Data about app and page elements:
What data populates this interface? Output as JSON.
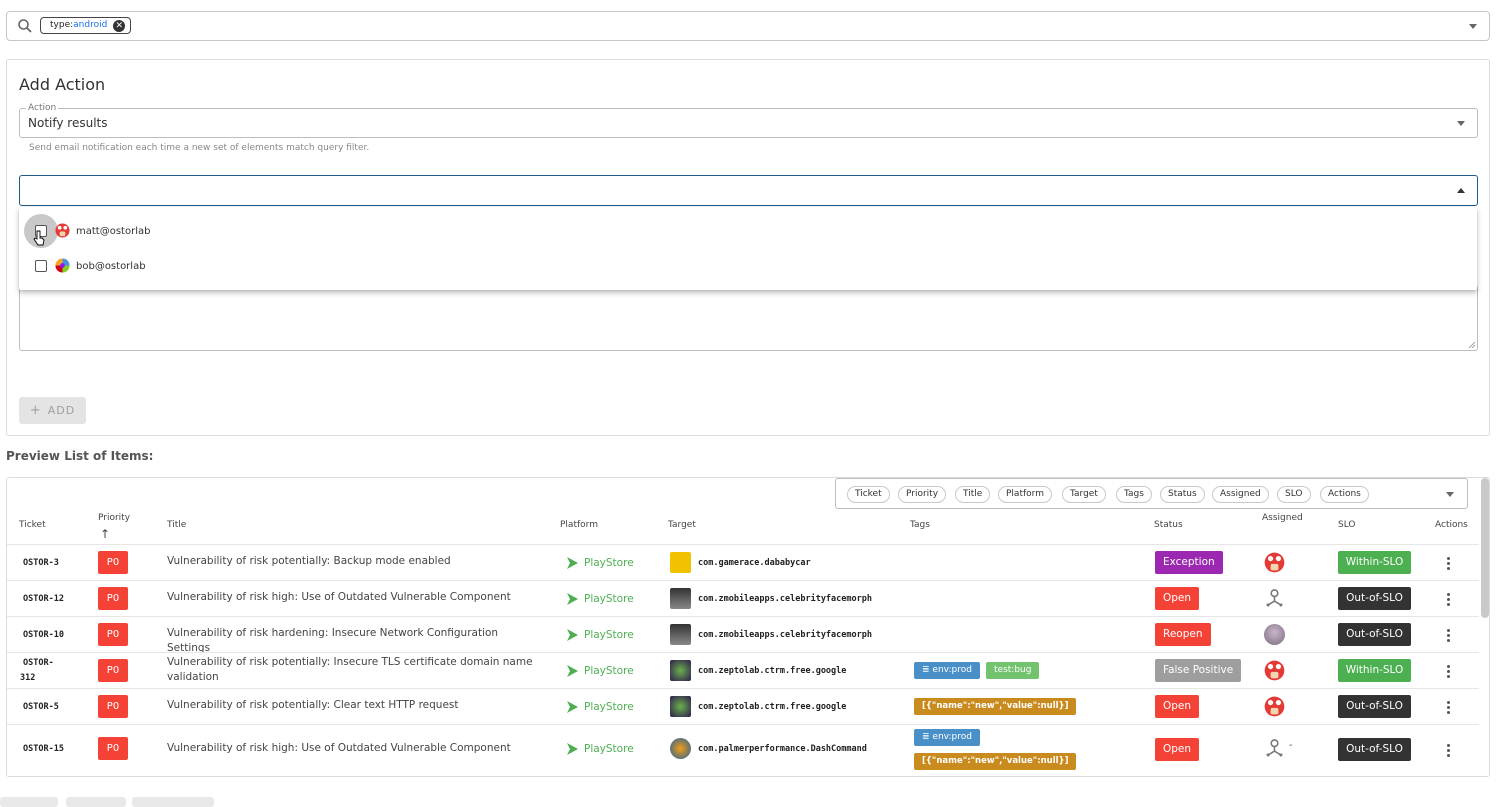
{
  "search": {
    "chip_key": "type:",
    "chip_value": "android"
  },
  "add_action": {
    "title": "Add Action",
    "action_label": "Action",
    "action_value": "Notify results",
    "helper": "Send email notification each time a new set of elements match query filter.",
    "add_button": "ADD",
    "users": [
      {
        "email": "matt@ostorlab",
        "checked": false
      },
      {
        "email": "bob@ostorlab",
        "checked": false
      }
    ]
  },
  "preview": {
    "title": "Preview List of Items:",
    "column_pills": [
      "Ticket",
      "Priority",
      "Title",
      "Platform",
      "Target",
      "Tags",
      "Status",
      "Assigned",
      "SLO",
      "Actions"
    ],
    "headers": {
      "ticket": "Ticket",
      "priority": "Priority",
      "sort_arrow": "↑",
      "title": "Title",
      "platform": "Platform",
      "target": "Target",
      "tags": "Tags",
      "status": "Status",
      "assigned": "Assigned",
      "slo": "SLO",
      "actions": "Actions"
    },
    "rows": [
      {
        "ticket": "OSTOR-3",
        "priority": "P0",
        "title": "Vulnerability of risk potentially: Backup mode enabled",
        "platform": "PlayStore",
        "target": "com.gamerace.dababycar",
        "tags": [],
        "status": "Exception",
        "assigned": "mushroom-avatar",
        "slo": "Within-SLO"
      },
      {
        "ticket": "OSTOR-12",
        "priority": "P0",
        "title": "Vulnerability of risk high: Use of Outdated Vulnerable Component",
        "platform": "PlayStore",
        "target": "com.zmobileapps.celebrityfacemorph",
        "tags": [],
        "status": "Open",
        "assigned": "unassigned-icon",
        "slo": "Out-of-SLO"
      },
      {
        "ticket": "OSTOR-10",
        "priority": "P0",
        "title": "Vulnerability of risk hardening: Insecure Network Configuration Settings",
        "platform": "PlayStore",
        "target": "com.zmobileapps.celebrityfacemorph",
        "tags": [],
        "status": "Reopen",
        "assigned": "photo-avatar",
        "slo": "Out-of-SLO"
      },
      {
        "ticket_line1": "OSTOR-",
        "ticket_line2": "312",
        "priority": "P0",
        "title": "Vulnerability of risk potentially: Insecure TLS certificate domain name validation",
        "platform": "PlayStore",
        "target": "com.zeptolab.ctrm.free.google",
        "tags": [
          "env:prod",
          "test:bug"
        ],
        "status": "False Positive",
        "assigned": "mushroom-avatar",
        "slo": "Within-SLO"
      },
      {
        "ticket": "OSTOR-5",
        "priority": "P0",
        "title": "Vulnerability of risk potentially: Clear text HTTP request",
        "platform": "PlayStore",
        "target": "com.zeptolab.ctrm.free.google",
        "tags": [
          "[{\"name\":\"new\",\"value\":null}]"
        ],
        "status": "Open",
        "assigned": "mushroom-avatar",
        "slo": "Out-of-SLO"
      },
      {
        "ticket": "OSTOR-15",
        "priority": "P0",
        "title": "Vulnerability of risk high: Use of Outdated Vulnerable Component",
        "platform": "PlayStore",
        "target": "com.palmerperformance.DashCommand",
        "tags": [
          "env:prod",
          "[{\"name\":\"new\",\"value\":null}]"
        ],
        "status": "Open",
        "assigned": "unassigned-icon",
        "assigned_extra": "-",
        "slo": "Out-of-SLO"
      }
    ]
  },
  "colors": {
    "priority_p0": "#f44336",
    "status_exception": "#9c27b0",
    "status_open": "#f44336",
    "status_false_positive": "#9e9e9e",
    "slo_within": "#4caf50",
    "slo_out": "#333333",
    "platform": "#4caf50",
    "tag_env": "#4a90c8",
    "tag_test": "#72c26e",
    "tag_json": "#c98a1e"
  }
}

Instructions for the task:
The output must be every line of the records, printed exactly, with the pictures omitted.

Answer to this exercise:
What data populates this interface? Output as JSON.
{
  "search": {
    "chip_key": "type:",
    "chip_value": "android"
  },
  "add_action": {
    "title": "Add Action",
    "action_label": "Action",
    "action_value": "Notify results",
    "helper": "Send email notification each time a new set of elements match query filter.",
    "add_button": "ADD",
    "users": [
      {
        "email": "matt@ostorlab",
        "checked": false
      },
      {
        "email": "bob@ostorlab",
        "checked": false
      }
    ]
  },
  "preview": {
    "title": "Preview List of Items:",
    "column_pills": [
      "Ticket",
      "Priority",
      "Title",
      "Platform",
      "Target",
      "Tags",
      "Status",
      "Assigned",
      "SLO",
      "Actions"
    ],
    "headers": {
      "ticket": "Ticket",
      "priority": "Priority",
      "sort_arrow": "↑",
      "title": "Title",
      "platform": "Platform",
      "target": "Target",
      "tags": "Tags",
      "status": "Status",
      "assigned": "Assigned",
      "slo": "SLO",
      "actions": "Actions"
    },
    "rows": [
      {
        "ticket": "OSTOR-3",
        "priority": "P0",
        "title": "Vulnerability of risk potentially: Backup mode enabled",
        "platform": "PlayStore",
        "target": "com.gamerace.dababycar",
        "tags": [],
        "status": "Exception",
        "assigned": "mushroom-avatar",
        "slo": "Within-SLO"
      },
      {
        "ticket": "OSTOR-12",
        "priority": "P0",
        "title": "Vulnerability of risk high: Use of Outdated Vulnerable Component",
        "platform": "PlayStore",
        "target": "com.zmobileapps.celebrityfacemorph",
        "tags": [],
        "status": "Open",
        "assigned": "unassigned-icon",
        "slo": "Out-of-SLO"
      },
      {
        "ticket": "OSTOR-10",
        "priority": "P0",
        "title": "Vulnerability of risk hardening: Insecure Network Configuration Settings",
        "platform": "PlayStore",
        "target": "com.zmobileapps.celebrityfacemorph",
        "tags": [],
        "status": "Reopen",
        "assigned": "photo-avatar",
        "slo": "Out-of-SLO"
      },
      {
        "ticket_line1": "OSTOR-",
        "ticket_line2": "312",
        "priority": "P0",
        "title": "Vulnerability of risk potentially: Insecure TLS certificate domain name validation",
        "platform": "PlayStore",
        "target": "com.zeptolab.ctrm.free.google",
        "tags": [
          "env:prod",
          "test:bug"
        ],
        "status": "False Positive",
        "assigned": "mushroom-avatar",
        "slo": "Within-SLO"
      },
      {
        "ticket": "OSTOR-5",
        "priority": "P0",
        "title": "Vulnerability of risk potentially: Clear text HTTP request",
        "platform": "PlayStore",
        "target": "com.zeptolab.ctrm.free.google",
        "tags": [
          "[{\"name\":\"new\",\"value\":null}]"
        ],
        "status": "Open",
        "assigned": "mushroom-avatar",
        "slo": "Out-of-SLO"
      },
      {
        "ticket": "OSTOR-15",
        "priority": "P0",
        "title": "Vulnerability of risk high: Use of Outdated Vulnerable Component",
        "platform": "PlayStore",
        "target": "com.palmerperformance.DashCommand",
        "tags": [
          "env:prod",
          "[{\"name\":\"new\",\"value\":null}]"
        ],
        "status": "Open",
        "assigned": "unassigned-icon",
        "assigned_extra": "-",
        "slo": "Out-of-SLO"
      }
    ]
  },
  "colors": {
    "priority_p0": "#f44336",
    "status_exception": "#9c27b0",
    "status_open": "#f44336",
    "status_false_positive": "#9e9e9e",
    "slo_within": "#4caf50",
    "slo_out": "#333333",
    "platform": "#4caf50",
    "tag_env": "#4a90c8",
    "tag_test": "#72c26e",
    "tag_json": "#c98a1e"
  }
}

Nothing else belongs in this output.